Rene T

Site Team
Joined
May 20, 2011
Posts
16,762
Location
Farmington NH
Rene, that is a 4 pin flat, not 5 pin.
I miss counted. Thanks.
The OP could also just crawl under the camper and see if there is a wire sticking out from the flange of the axle. The axle may have brake assemblies but they may have never run wires to them.
 

Ex-Calif

Well-known member
Joined
May 15, 2020
Posts
1,262
The only way to be sure about what is what is to trace each wire out. What can be useful is a double alligator clip lead.

Using yellow for example which "should be" left turn/brakes on the trailer you clip the alligator to the connector at the light assembly and the other you ground to the trailer frame. Then at the front using an ohm meter you flash from the yellow to the frame. If you get continuity you have confirmed yellow is LT/Brake. You do this one at a time for all wires.

The other approach and one I would likely take is, "What circuits do I "need" from the TV to the trailer." Obviously left/brakes right/brakes, running lights, ground. Then if I have electric brakes I need that. Then if there is some DC supply from the TV for trailer battery charging I'd do that.

Other wires I would not worry about on the trailer side and I would dress them out unless I knew what they were for.

I would then map what I have/want to the standard pin outs on the male 7-pin connector. I would "definitely" not repurpose any pin outs. The risk that someday someone else tows that trailer and plugs in a nonstandard 7-pin could, conceivably, blow something out on the tow vehicle side.

If there is anything needed on the trailer side that is not covered by standard 7 pin mapping I would do a completely different (second) connector.

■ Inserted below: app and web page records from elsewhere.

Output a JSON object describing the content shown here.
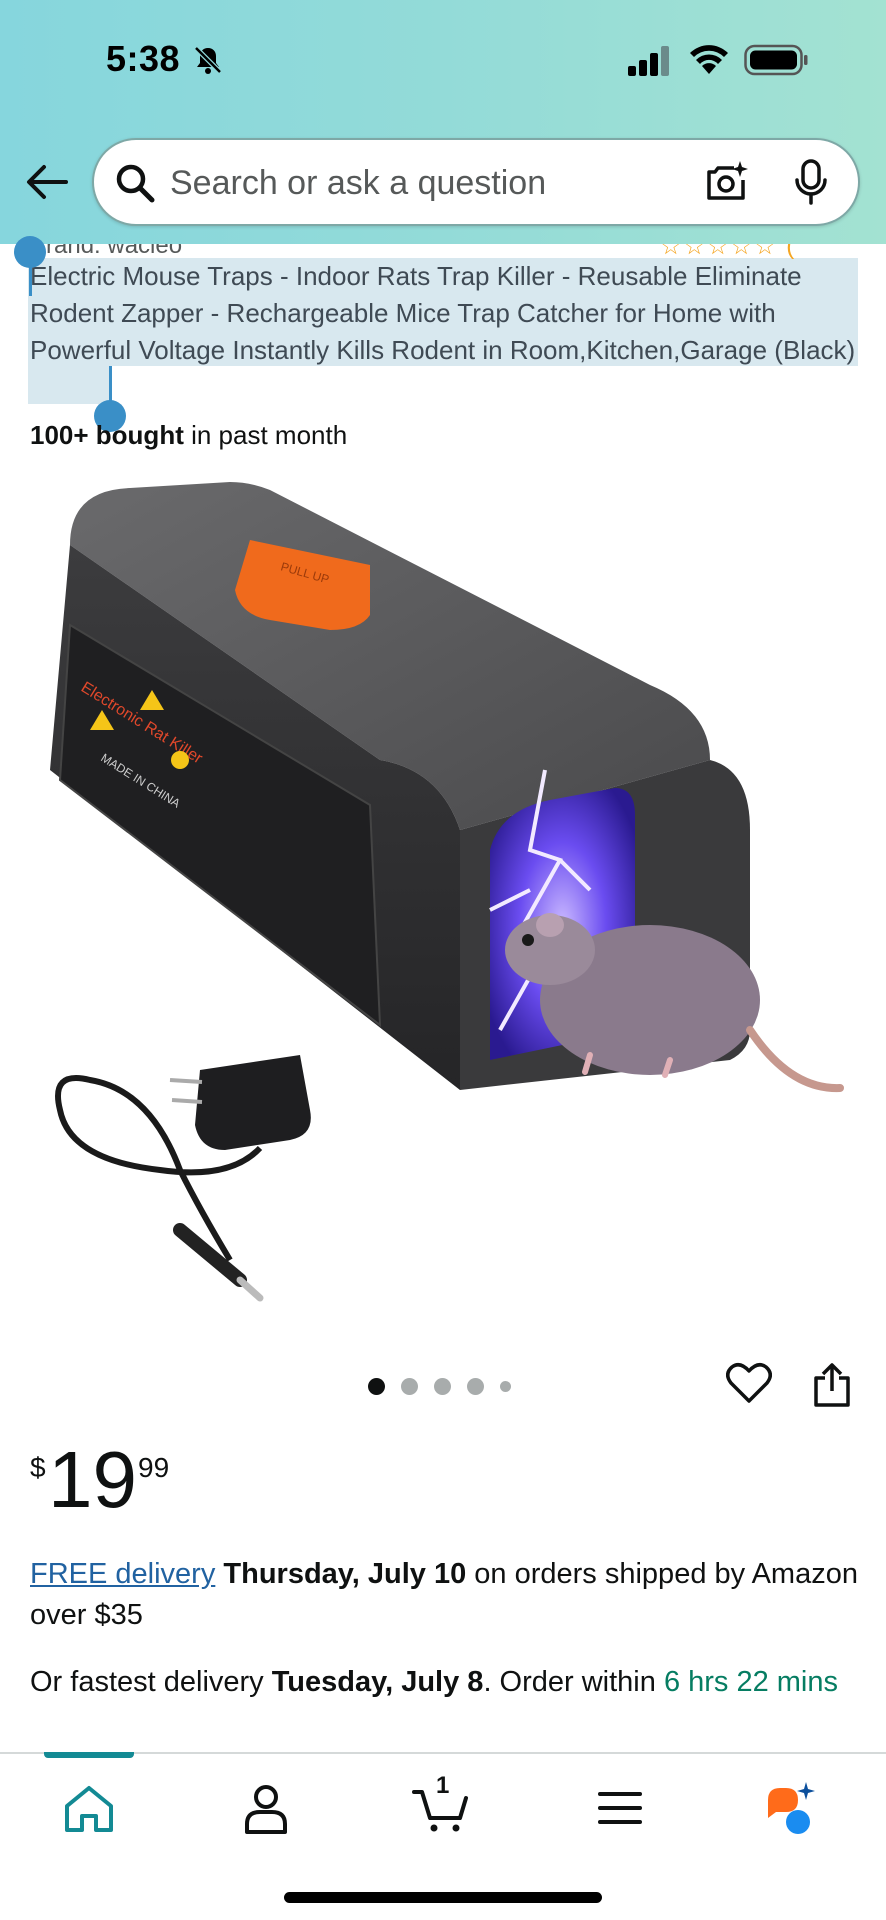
{
  "status_bar": {
    "time": "5:38"
  },
  "search": {
    "placeholder": "Search or ask a question"
  },
  "product": {
    "brand_line": "Brand: wacleo",
    "rating_stars": "☆☆☆☆☆ (",
    "title": "Electric Mouse Traps - Indoor Rats Trap Killer - Reusable Eliminate Rodent Zapper - Rechargeable Mice Trap Catcher for Home with Powerful Voltage Instantly Kills Rodent in Room,Kitchen,Garage (Black)",
    "bought_bold": "100+ bought",
    "bought_rest": " in past month",
    "image_labels": {
      "lid_text": "PULL UP",
      "side_label": "Electronic Rat Killer",
      "made_in": "MADE IN CHINA"
    },
    "carousel": {
      "count": 5,
      "active_index": 0
    }
  },
  "price": {
    "symbol": "$",
    "whole": "19",
    "fraction": "99"
  },
  "delivery": {
    "link": "FREE delivery",
    "date": "Thursday, July 10",
    "rest": " on orders shipped by Amazon over $35"
  },
  "fastest": {
    "prefix": "Or fastest delivery ",
    "date": "Tuesday, July 8",
    "middle": ". Order within ",
    "countdown": "6 hrs 22 mins"
  },
  "bottom_nav": {
    "items": [
      "home-icon",
      "account-icon",
      "cart-icon",
      "menu-icon",
      "rufus-ai-icon"
    ],
    "cart_count": "1",
    "active": "home-icon"
  },
  "colors": {
    "header_gradient_start": "#86d6dd",
    "header_gradient_end": "#a3e2d2",
    "link": "#2162a1",
    "countdown": "#067d62",
    "active_nav": "#138a94",
    "selection_handle": "#3a8fc7",
    "selection_bg": "#d8e8ef"
  }
}
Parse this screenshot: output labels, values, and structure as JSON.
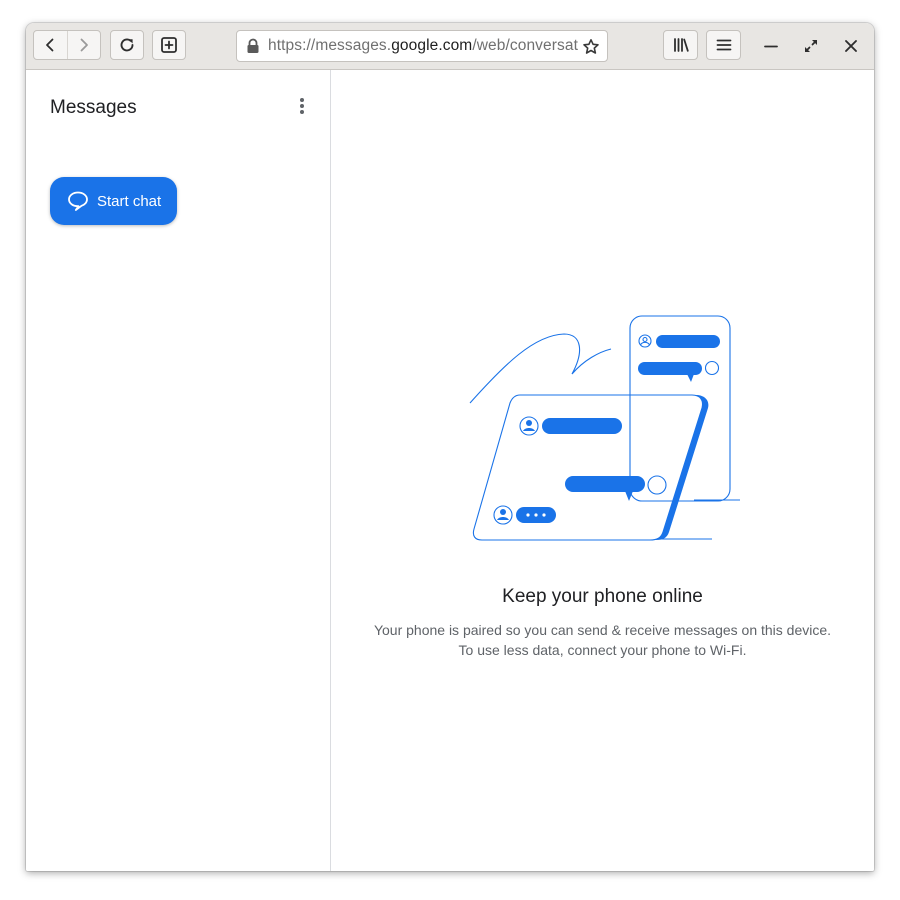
{
  "browser": {
    "url_prefix": "https://messages.",
    "url_domain": "google.com",
    "url_path": "/web/conversat",
    "back_icon": "chevron-left-icon",
    "forward_icon": "chevron-right-icon",
    "reload_icon": "reload-icon",
    "new_tab_icon": "new-tab-icon",
    "lock_icon": "lock-icon",
    "bookmark_icon": "star-icon",
    "library_icon": "library-icon",
    "menu_icon": "hamburger-menu-icon",
    "minimize_icon": "minimize-icon",
    "maximize_icon": "maximize-icon",
    "close_icon": "close-icon"
  },
  "sidebar": {
    "title": "Messages",
    "more_icon": "more-vertical-icon",
    "start_chat_label": "Start chat",
    "start_chat_icon": "chat-bubble-icon"
  },
  "main": {
    "headline": "Keep your phone online",
    "description_line1": "Your phone is paired so you can send & receive messages on this device.",
    "description_line2": "To use less data, connect your phone to Wi-Fi."
  },
  "colors": {
    "accent": "#1a73e8",
    "toolbar_bg": "#e8e6e3",
    "text_primary": "#202124",
    "text_secondary": "#5f6368"
  }
}
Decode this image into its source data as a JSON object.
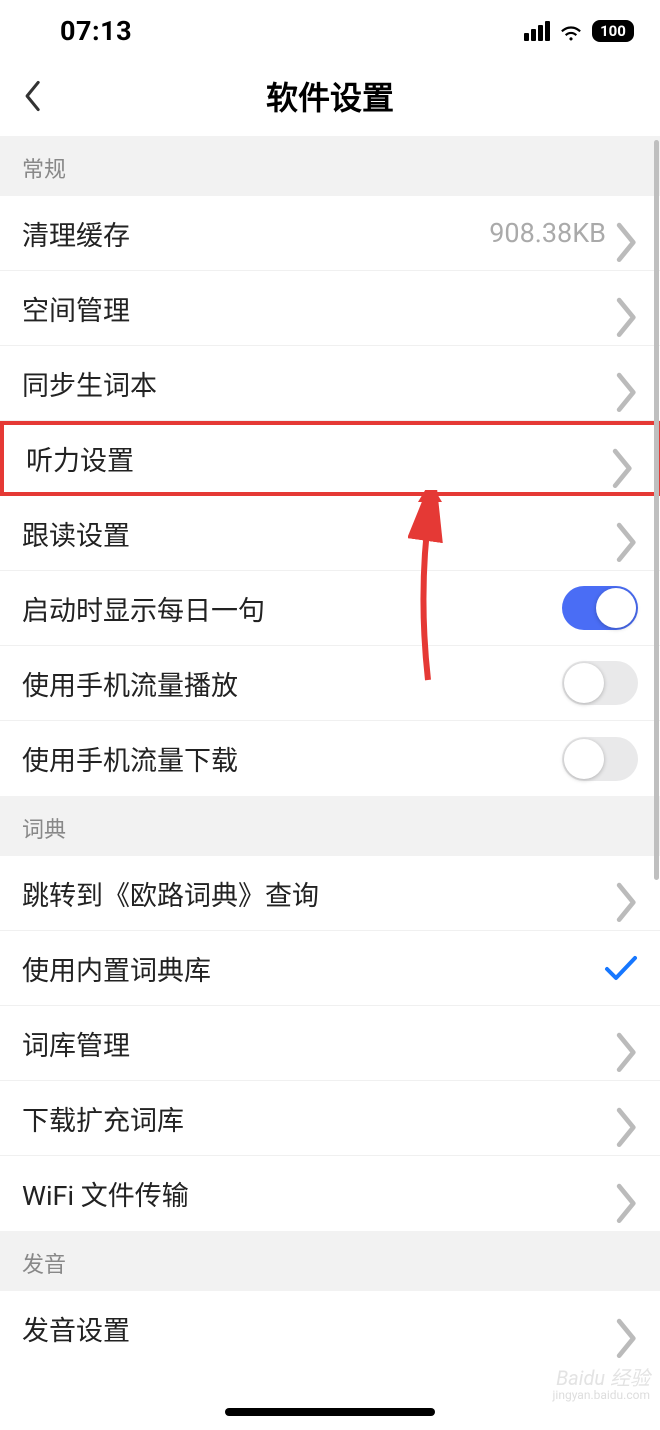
{
  "statusBar": {
    "time": "07:13",
    "battery": "100"
  },
  "header": {
    "title": "软件设置"
  },
  "sections": {
    "general": {
      "header": "常规",
      "items": {
        "clearCache": {
          "label": "清理缓存",
          "value": "908.38KB"
        },
        "spaceMgmt": {
          "label": "空间管理"
        },
        "syncVocab": {
          "label": "同步生词本"
        },
        "listening": {
          "label": "听力设置"
        },
        "followRead": {
          "label": "跟读设置"
        },
        "dailySentence": {
          "label": "启动时显示每日一句"
        },
        "cellularPlay": {
          "label": "使用手机流量播放"
        },
        "cellularDownload": {
          "label": "使用手机流量下载"
        }
      }
    },
    "dict": {
      "header": "词典",
      "items": {
        "jumpEudic": {
          "label": "跳转到《欧路词典》查询"
        },
        "builtinDict": {
          "label": "使用内置词典库"
        },
        "dictMgmt": {
          "label": "词库管理"
        },
        "downloadDict": {
          "label": "下载扩充词库"
        },
        "wifiTransfer": {
          "label": "WiFi 文件传输"
        }
      }
    },
    "pronounce": {
      "header": "发音",
      "items": {
        "pronounceSettings": {
          "label": "发音设置"
        }
      }
    }
  },
  "watermark": {
    "main": "Baidu 经验",
    "sub": "jingyan.baidu.com"
  }
}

The reason I am so cautious is that in my 45 years of wrenching I have seen all manner of bodged up dumb-foolery done with DC circuits by "do-it your-selfers" and even professional mechs who should know better.
 
Top Bottom